chrismb wrote:I'm certainly in no position to say yes or no, but the collisions are meant to happen mostly in the centre of the reaction voulme, and the free electrons constrained further to the interior (I thought). Why would ionisation happen more where the ion density is less, and further away from the region of slightly-over-net electrons?
It sounds like you've misunderstood the proposed geometry of the wiffleball. The idea of ions being accelerated towards a small central magnetically-confined electron-rich region, which they are initially outside, is wrong. That's what it sounds like you are describing.

The wiffleball is a large spherical region containing a ball of slightly electron-rich plasma, which due to electron currents excludes the magnetic field. The electrons are at high energy at the edge and mostly radially directed. This allows them to penetrate to the interior of the wiffleball rather than forming a sheath, and leads to the formation of a deep potential well.

The ions are FORMED at that very same edge, possibly via ECR tuned for the B-field halfway down the edge gradient, or some such. They are thus low-energy and thermal at the edge. Since the bulk of the wiffleball below them is electron-rich (the aforementioned deep potential well), they tend to fall inwards.

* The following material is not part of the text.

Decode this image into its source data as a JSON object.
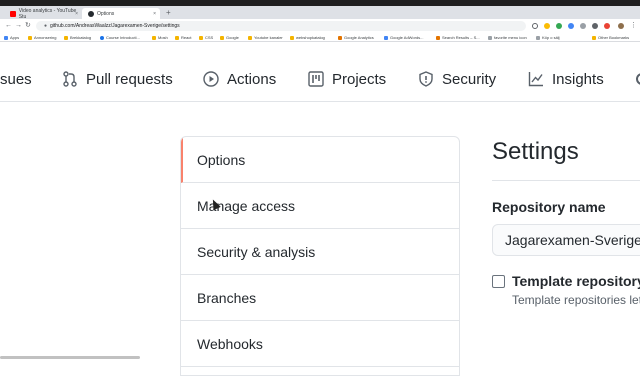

Both electrons and ions would be contained by the strong B-field in a power reactor. Basically, as they enter the non-zero B-field region, their gyroradius goes down dramatically and they end up pulling a U-turn and heading back into the wiffleball (the gyroradius variation is symmetric along both halves of the U-turn, so they don't get trapped on a field line and leave unless something bumps them). For ions, this mostly applies in the case of significant upscatter, since normally the ions are electrostatically confined by the E-field generated by the excess electron population. Anyway, the upshot is that the ball of electrons and the ball of ions are the same size, and occupy the same volume.

Since there is a slight excess of electrons over most of this volume, the electrons slow down as they approach the centre. However, the ions speed up as they approach the centre (obviously), and the result is that there is a high concentration of high-energy ions in the central core region of the wiffleball (even though an individual ion spends only a small fraction of its reactor lifetime in this region). This creates a net excess of ions in the core, which causes electrons to stop slowing down and speed up again as they get very close to the centre and results in some bremsstrahlung. This is the 'virtual anode' effect.

The ions spend the majority of their time near the edge of the wiffleball, due to their low velocity there, which results in a high ion density locally. Because of the low relative ion velocities as compared with the core or the two-stream acceleration/deceleration region (the "mantle"?), the edge region is also where the ion-ion collisional cross-section is the highest, so for the ions, thermalization in the edge region dominates thermalization elsewhere. This is what we call the "annealing" effect.

That's the static picture, as I understand it. POPS will modify this somewhat. Partial relaxation due to collisions should only blur it.

Apparently with ECR you can get very efficient ionization, such that neutral ash making it a significant distance into the wiffleball would be very rare. Also, the electrons are mostly fast and quite populous in the edge region, so neutrals should have a pretty short lifetime whether ECR is used or not...

Post Reply